14 Aug

What is Wisdom Tooth Impaction

Any mention of wisdom teeth is usually met with sighs and groans and this is because they are known to cause pain and problems. The wisdom teeth, also known as the third molars, are the last teeth to develop and as a result there is sometimes not enough room in the jaw for them to grow properly. If this is the case, the teeth can be very painful and become impacted.

What is an impacted wisdom tooth?

There are four wisdom teeth in total, one located in each corner. In many cases, the teeth erupt and grow without any issues, but sometimes they can be troublesome. An impacted wisdom tooth is often a cause for extraction, as the wisdom teeth are not essential and it is better to take them out if they are causing you pain and grief. An impacted tooth is a tooth that has grown against the neighbouring tooth or at an angle. This is a result of a lack of space in the jaw, which prevents the tooth from growing straight down. Signs of impaction include inflammation, pain and an increased risk of infection. Impacted teeth are difficult to keep clean and this increases the risk of halitosis (bad breath), decay and oral infections that may result in the development of abscesses.

Wisdom tooth extraction

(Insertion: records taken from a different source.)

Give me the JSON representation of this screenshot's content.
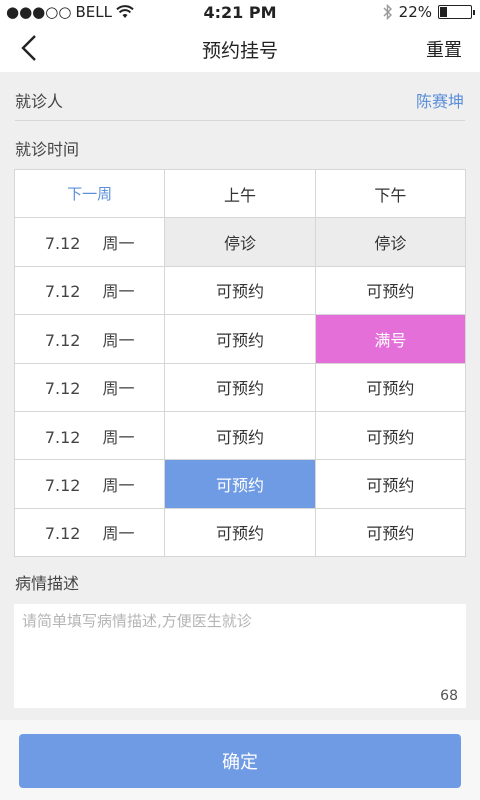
{
  "status_bar": {
    "signal": "●●●○○",
    "carrier": "BELL",
    "time": "4:21 PM",
    "battery": "22%",
    "battery_level": 0.22
  },
  "nav": {
    "title": "预约挂号",
    "reset_label": "重置"
  },
  "patient": {
    "label": "就诊人",
    "name": "陈赛坤"
  },
  "schedule": {
    "label": "就诊时间",
    "next_week": "下一周",
    "columns": [
      "上午",
      "下午"
    ],
    "rows": [
      {
        "date": "7.12",
        "day": "周一",
        "am": "停诊",
        "pm": "停诊"
      },
      {
        "date": "7.12",
        "day": "周一",
        "am": "可预约",
        "pm": "可预约"
      },
      {
        "date": "7.12",
        "day": "周一",
        "am": "可预约",
        "pm": "满号"
      },
      {
        "date": "7.12",
        "day": "周一",
        "am": "可预约",
        "pm": "可预约"
      },
      {
        "date": "7.12",
        "day": "周一",
        "am": "可预约",
        "pm": "可预约"
      },
      {
        "date": "7.12",
        "day": "周一",
        "am": "可预约",
        "pm": "可预约"
      },
      {
        "date": "7.12",
        "day": "周一",
        "am": "可预约",
        "pm": "可预约"
      }
    ]
  },
  "description": {
    "label": "病情描述",
    "placeholder": "请简单填写病情描述,方便医生就诊",
    "value": "",
    "count": "68"
  },
  "confirm_label": "确定",
  "colors": {
    "accent": "#6e9be3",
    "link": "#5b8fd9",
    "full": "#e46fd8"
  }
}
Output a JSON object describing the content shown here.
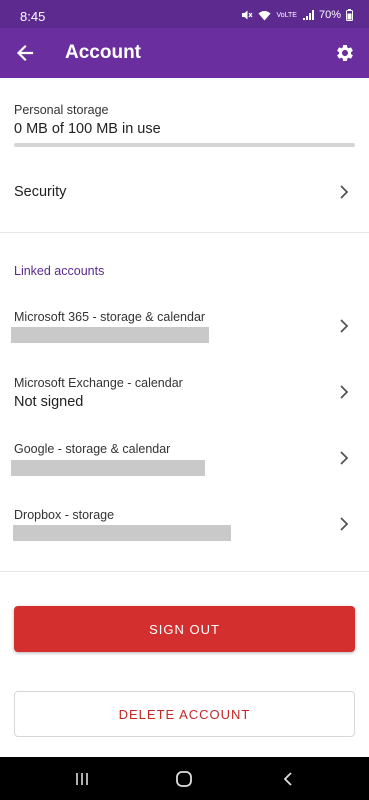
{
  "status_bar": {
    "time": "8:45",
    "battery": "70%",
    "network": "VoLTE"
  },
  "app_bar": {
    "title": "Account",
    "back_icon": "arrow-left-icon",
    "settings_icon": "gear-icon",
    "background": "#6a2e9f"
  },
  "storage": {
    "label": "Personal storage",
    "value": "0 MB of 100 MB in use",
    "used_fraction": 0.0
  },
  "security": {
    "label": "Security"
  },
  "linked_accounts": {
    "header": "Linked accounts",
    "items": [
      {
        "label": "Microsoft 365 - storage & calendar",
        "value": "",
        "redacted": true
      },
      {
        "label": "Microsoft Exchange - calendar",
        "value": "Not signed",
        "redacted": false
      },
      {
        "label": "Google - storage & calendar",
        "value": "",
        "redacted": true
      },
      {
        "label": "Dropbox - storage",
        "value": "",
        "redacted": true
      }
    ]
  },
  "buttons": {
    "sign_out": "SIGN OUT",
    "delete_account": "DELETE ACCOUNT",
    "sign_out_color": "#d32f2f"
  }
}
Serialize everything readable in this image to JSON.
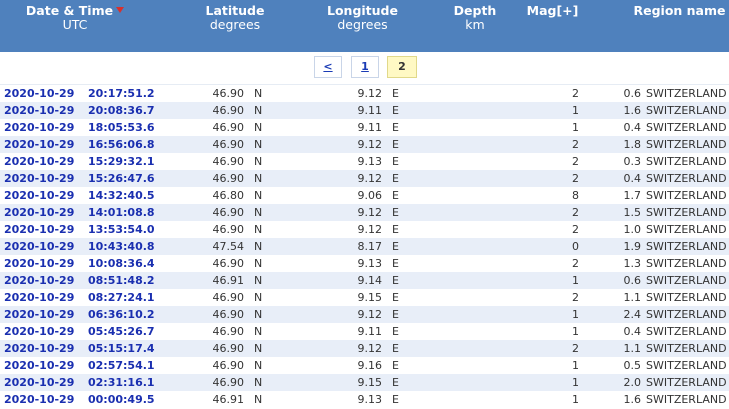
{
  "header": {
    "datetime": {
      "title": "Date & Time",
      "sub": "UTC"
    },
    "latitude": {
      "title": "Latitude",
      "sub": "degrees"
    },
    "longitude": {
      "title": "Longitude",
      "sub": "degrees"
    },
    "depth": {
      "title": "Depth",
      "sub": "km"
    },
    "mag": {
      "title": "Mag[+]"
    },
    "region": {
      "title": "Region name"
    }
  },
  "pager": {
    "prev": "<",
    "page1": "1",
    "page2": "2"
  },
  "colors": {
    "header_bg": "#4f81bd",
    "row_alt": "#e8eef8",
    "link": "#1a2fb0",
    "current_page": "#fff9c4",
    "sort_arrow": "#d9302c"
  },
  "rows": [
    {
      "date": "2020-10-29",
      "time": "20:17:51.2",
      "lat": "46.90",
      "ns": "N",
      "lon": "9.12",
      "ew": "E",
      "depth": "2",
      "mag": "0.6",
      "region": "SWITZERLAND"
    },
    {
      "date": "2020-10-29",
      "time": "20:08:36.7",
      "lat": "46.90",
      "ns": "N",
      "lon": "9.11",
      "ew": "E",
      "depth": "1",
      "mag": "1.6",
      "region": "SWITZERLAND"
    },
    {
      "date": "2020-10-29",
      "time": "18:05:53.6",
      "lat": "46.90",
      "ns": "N",
      "lon": "9.11",
      "ew": "E",
      "depth": "1",
      "mag": "0.4",
      "region": "SWITZERLAND"
    },
    {
      "date": "2020-10-29",
      "time": "16:56:06.8",
      "lat": "46.90",
      "ns": "N",
      "lon": "9.12",
      "ew": "E",
      "depth": "2",
      "mag": "1.8",
      "region": "SWITZERLAND"
    },
    {
      "date": "2020-10-29",
      "time": "15:29:32.1",
      "lat": "46.90",
      "ns": "N",
      "lon": "9.13",
      "ew": "E",
      "depth": "2",
      "mag": "0.3",
      "region": "SWITZERLAND"
    },
    {
      "date": "2020-10-29",
      "time": "15:26:47.6",
      "lat": "46.90",
      "ns": "N",
      "lon": "9.12",
      "ew": "E",
      "depth": "2",
      "mag": "0.4",
      "region": "SWITZERLAND"
    },
    {
      "date": "2020-10-29",
      "time": "14:32:40.5",
      "lat": "46.80",
      "ns": "N",
      "lon": "9.06",
      "ew": "E",
      "depth": "8",
      "mag": "1.7",
      "region": "SWITZERLAND"
    },
    {
      "date": "2020-10-29",
      "time": "14:01:08.8",
      "lat": "46.90",
      "ns": "N",
      "lon": "9.12",
      "ew": "E",
      "depth": "2",
      "mag": "1.5",
      "region": "SWITZERLAND"
    },
    {
      "date": "2020-10-29",
      "time": "13:53:54.0",
      "lat": "46.90",
      "ns": "N",
      "lon": "9.12",
      "ew": "E",
      "depth": "2",
      "mag": "1.0",
      "region": "SWITZERLAND"
    },
    {
      "date": "2020-10-29",
      "time": "10:43:40.8",
      "lat": "47.54",
      "ns": "N",
      "lon": "8.17",
      "ew": "E",
      "depth": "0",
      "mag": "1.9",
      "region": "SWITZERLAND"
    },
    {
      "date": "2020-10-29",
      "time": "10:08:36.4",
      "lat": "46.90",
      "ns": "N",
      "lon": "9.13",
      "ew": "E",
      "depth": "2",
      "mag": "1.3",
      "region": "SWITZERLAND"
    },
    {
      "date": "2020-10-29",
      "time": "08:51:48.2",
      "lat": "46.91",
      "ns": "N",
      "lon": "9.14",
      "ew": "E",
      "depth": "1",
      "mag": "0.6",
      "region": "SWITZERLAND"
    },
    {
      "date": "2020-10-29",
      "time": "08:27:24.1",
      "lat": "46.90",
      "ns": "N",
      "lon": "9.15",
      "ew": "E",
      "depth": "2",
      "mag": "1.1",
      "region": "SWITZERLAND"
    },
    {
      "date": "2020-10-29",
      "time": "06:36:10.2",
      "lat": "46.90",
      "ns": "N",
      "lon": "9.12",
      "ew": "E",
      "depth": "1",
      "mag": "2.4",
      "region": "SWITZERLAND"
    },
    {
      "date": "2020-10-29",
      "time": "05:45:26.7",
      "lat": "46.90",
      "ns": "N",
      "lon": "9.11",
      "ew": "E",
      "depth": "1",
      "mag": "0.4",
      "region": "SWITZERLAND"
    },
    {
      "date": "2020-10-29",
      "time": "05:15:17.4",
      "lat": "46.90",
      "ns": "N",
      "lon": "9.12",
      "ew": "E",
      "depth": "2",
      "mag": "1.1",
      "region": "SWITZERLAND"
    },
    {
      "date": "2020-10-29",
      "time": "02:57:54.1",
      "lat": "46.90",
      "ns": "N",
      "lon": "9.16",
      "ew": "E",
      "depth": "1",
      "mag": "0.5",
      "region": "SWITZERLAND"
    },
    {
      "date": "2020-10-29",
      "time": "02:31:16.1",
      "lat": "46.90",
      "ns": "N",
      "lon": "9.15",
      "ew": "E",
      "depth": "1",
      "mag": "2.0",
      "region": "SWITZERLAND"
    },
    {
      "date": "2020-10-29",
      "time": "00:00:49.5",
      "lat": "46.91",
      "ns": "N",
      "lon": "9.13",
      "ew": "E",
      "depth": "1",
      "mag": "1.6",
      "region": "SWITZERLAND"
    }
  ]
}
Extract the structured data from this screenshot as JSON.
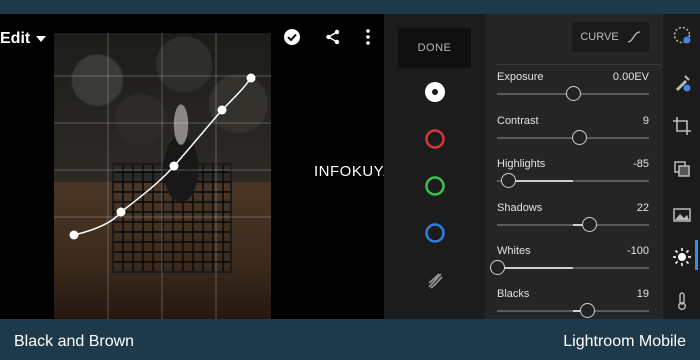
{
  "topbar": {
    "edit_label": "Edit"
  },
  "watermark": "INFOKUY.NET",
  "channels": {
    "done_label": "DONE",
    "items": [
      {
        "name": "luminance",
        "color": "#ffffff"
      },
      {
        "name": "red",
        "color": "#d03a3a"
      },
      {
        "name": "green",
        "color": "#3ac24a"
      },
      {
        "name": "blue",
        "color": "#2f7ee0"
      },
      {
        "name": "split-tone",
        "color": "#9a9a9a"
      }
    ]
  },
  "panel": {
    "curve_label": "CURVE",
    "adjustments": [
      {
        "label": "Exposure",
        "value": "0.00EV",
        "level": 0.0
      },
      {
        "label": "Contrast",
        "value": "9",
        "level": 9
      },
      {
        "label": "Highlights",
        "value": "-85",
        "level": -85
      },
      {
        "label": "Shadows",
        "value": "22",
        "level": 22
      },
      {
        "label": "Whites",
        "value": "-100",
        "level": -100
      },
      {
        "label": "Blacks",
        "value": "19",
        "level": 19
      }
    ]
  },
  "tools": [
    "auto-icon",
    "selective-icon",
    "crop-icon",
    "presets-icon",
    "image-icon",
    "light-icon",
    "temperature-icon"
  ],
  "footer": {
    "left": "Black and Brown",
    "right": "Lightroom Mobile"
  },
  "colors": {
    "accent": "#3d8ad9",
    "background": "#1e3a4a"
  }
}
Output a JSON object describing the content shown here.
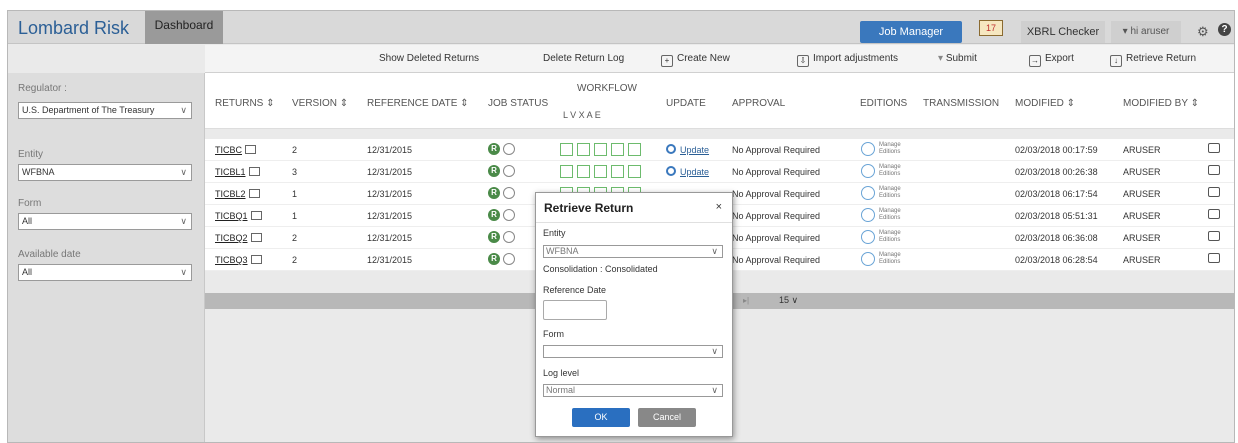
{
  "app": {
    "brand": "Lombard Risk",
    "dashboard_tab": "Dashboard"
  },
  "topbar": {
    "job_manager": "Job Manager",
    "calendar_badge": "17",
    "xbrl_checker": "XBRL Checker",
    "user": "hi aruser",
    "settings_icon": "gear-icon",
    "help_icon": "help-icon"
  },
  "toolbar": {
    "show_deleted": "Show Deleted Returns",
    "delete_log": "Delete Return Log",
    "create_new": "Create New",
    "import_adjustments": "Import adjustments",
    "submit": "Submit",
    "export": "Export",
    "retrieve_return": "Retrieve Return"
  },
  "sidebar": {
    "regulator_label": "Regulator :",
    "regulator_value": "U.S. Department of The Treasury",
    "entity_label": "Entity",
    "entity_value": "WFBNA",
    "form_label": "Form",
    "form_value": "All",
    "date_label": "Available date",
    "date_value": "All"
  },
  "table": {
    "headers": {
      "returns": "RETURNS ⇕",
      "version": "VERSION ⇕",
      "reference_date": "REFERENCE DATE ⇕",
      "job_status": "JOB STATUS",
      "workflow": "WORKFLOW",
      "workflow_sub": "L  V  X  A  E",
      "update": "UPDATE",
      "approval": "APPROVAL",
      "editions": "EDITIONS",
      "transmission": "TRANSMISSION",
      "modified": "MODIFIED ⇕",
      "modified_by": "MODIFIED BY ⇕"
    },
    "rows": [
      {
        "ret": "TICBC",
        "ver": "2",
        "date": "12/31/2015",
        "status": "R",
        "update": "Update",
        "approval": "No Approval Required",
        "ed1": "Manage",
        "ed2": "Editions",
        "mod": "02/03/2018 00:17:59",
        "by": "ARUSER"
      },
      {
        "ret": "TICBL1",
        "ver": "3",
        "date": "12/31/2015",
        "status": "R",
        "update": "Update",
        "approval": "No Approval Required",
        "ed1": "Manage",
        "ed2": "Editions",
        "mod": "02/03/2018 00:26:38",
        "by": "ARUSER"
      },
      {
        "ret": "TICBL2",
        "ver": "1",
        "date": "12/31/2015",
        "status": "R",
        "update": "",
        "approval": "No Approval Required",
        "ed1": "Manage",
        "ed2": "Editions",
        "mod": "02/03/2018 06:17:54",
        "by": "ARUSER"
      },
      {
        "ret": "TICBQ1",
        "ver": "1",
        "date": "12/31/2015",
        "status": "R",
        "update": "",
        "approval": "No Approval Required",
        "ed1": "Manage",
        "ed2": "Editions",
        "mod": "02/03/2018 05:51:31",
        "by": "ARUSER"
      },
      {
        "ret": "TICBQ2",
        "ver": "2",
        "date": "12/31/2015",
        "status": "R",
        "update": "",
        "approval": "No Approval Required",
        "ed1": "Manage",
        "ed2": "Editions",
        "mod": "02/03/2018 06:36:08",
        "by": "ARUSER"
      },
      {
        "ret": "TICBQ3",
        "ver": "2",
        "date": "12/31/2015",
        "status": "R",
        "update": "",
        "approval": "No Approval Required",
        "ed1": "Manage",
        "ed2": "Editions",
        "mod": "02/03/2018 06:28:54",
        "by": "ARUSER"
      }
    ]
  },
  "pager": {
    "page_size": "15"
  },
  "modal": {
    "title": "Retrieve Return",
    "close": "×",
    "entity_label": "Entity",
    "entity_value": "WFBNA",
    "consolidation": "Consolidation : Consolidated",
    "refdate_label": "Reference Date",
    "refdate_value": "",
    "form_label": "Form",
    "form_value": "",
    "loglevel_label": "Log level",
    "loglevel_value": "Normal",
    "ok": "OK",
    "cancel": "Cancel"
  }
}
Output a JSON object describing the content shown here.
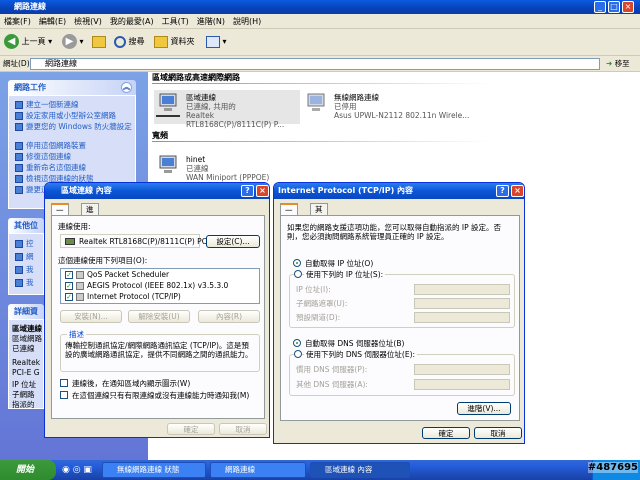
{
  "explorer": {
    "title": "網路連線",
    "menu": [
      "檔案(F)",
      "編輯(E)",
      "檢視(V)",
      "我的最愛(A)",
      "工具(T)",
      "進階(N)",
      "說明(H)"
    ],
    "toolbar": {
      "back": "上一頁",
      "search": "搜尋",
      "folders": "資料夾"
    },
    "address_label": "網址(D)",
    "address_value": "網路連線",
    "go_label": "移至"
  },
  "taskpane": {
    "network_tasks_title": "網路工作",
    "network_tasks": [
      "建立一個新連線",
      "設定家用或小型辦公室網路",
      "變更您的 Windows 防火牆設定",
      "停用這個網路裝置",
      "修復這個連線",
      "重新命名這個連線",
      "檢視這個連線的狀態",
      "變更這個連線的設定"
    ],
    "other_title": "其他位",
    "other_items": [
      "控",
      "網",
      "我",
      "我"
    ],
    "details_title": "詳細資",
    "details_lines": [
      "區域連線",
      "區域網路",
      "已連線",
      "Realtek",
      "PCI-E G",
      "IP 位址",
      "子網路",
      "指派的"
    ]
  },
  "content": {
    "section_lan": "區域網路或高速網際網路",
    "section_dialup": "寬頻",
    "connections": [
      {
        "name": "區域連線",
        "status": "已連線, 共用的",
        "device": "Realtek RTL8168C(P)/8111C(P) P..."
      },
      {
        "name": "無線網路連線",
        "status": "已停用",
        "device": "Asus UPWL-N2112 802.11n Wirele..."
      },
      {
        "name": "hinet",
        "status": "已連線",
        "device": "WAN Miniport (PPPOE)"
      }
    ]
  },
  "lan_props": {
    "title": "區域連線 內容",
    "tabs": [
      "一般",
      "進階"
    ],
    "connect_using_label": "連線使用:",
    "adapter_name": "Realtek RTL8168C(P)/8111C(P) PCI",
    "configure_label": "設定(C)...",
    "items_label": "這個連線使用下列項目(O):",
    "items": [
      "QoS Packet Scheduler",
      "AEGIS Protocol (IEEE 802.1x) v3.5.3.0",
      "Internet Protocol (TCP/IP)"
    ],
    "install_label": "安裝(N)...",
    "uninstall_label": "解除安裝(U)",
    "properties_label": "內容(R)",
    "description_title": "描述",
    "description_text": "傳輸控制通訊協定/網際網路通訊協定 (TCP/IP)。這是預設的廣域網路通訊協定，提供不同網路之間的通訊能力。",
    "show_icon_label": "連線後，在通知區域內顯示圖示(W)",
    "notify_label": "在這個連線只有有限連線或沒有連線能力時通知我(M)",
    "ok_label": "確定",
    "cancel_label": "取消"
  },
  "tcpip": {
    "title": "Internet Protocol (TCP/IP) 內容",
    "tabs": [
      "一般",
      "其他設定"
    ],
    "intro": "如果您的網路支援這項功能，您可以取得自動指派的 IP 設定。否則，您必須詢問網路系統管理員正確的 IP 設定。",
    "auto_ip": "自動取得 IP 位址(O)",
    "manual_ip": "使用下列的 IP 位址(S):",
    "ip_label": "IP 位址(I):",
    "mask_label": "子網路遮罩(U):",
    "gateway_label": "預設閘道(D):",
    "auto_dns": "自動取得 DNS 伺服器位址(B)",
    "manual_dns": "使用下列的 DNS 伺服器位址(E):",
    "preferred_dns": "慣用 DNS 伺服器(P):",
    "alternate_dns": "其他 DNS 伺服器(A):",
    "advanced_label": "進階(V)...",
    "ok_label": "確定",
    "cancel_label": "取消"
  },
  "taskbar": {
    "start_label": "開始",
    "tasks": [
      "無線網路連線 狀態",
      "網路連線",
      "區域連線 內容"
    ]
  },
  "watermark": "#487695"
}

If a wisdom tooth is causing pain, is impacted or has become infected or decayed, it is usually best to extract it. Extracting the tooth reduces the risk of infection spreading and also helps to protect the neighbouring teeth.
Wisdom tooth extraction is essentially very similar to normal tooth extraction. However, it can sometimes be more complex due to the location of the teeth, which are harder to reach than our other teeth. As a result, wisdom tooth extraction is often carried out by dentists with advanced training in oral surgery.
We recognise that having wisdom teeth extracted can be a very daunting prospect and we offer treatment under local anaesthetic or sedation. Sedation is beneficial for anxious patients because it helps to reduce anxiety and make you feel calm, as well as preventing discomfort. If you would like to consider sedation, your dentist will discuss the process with you and explain how it works and what exactly it involves.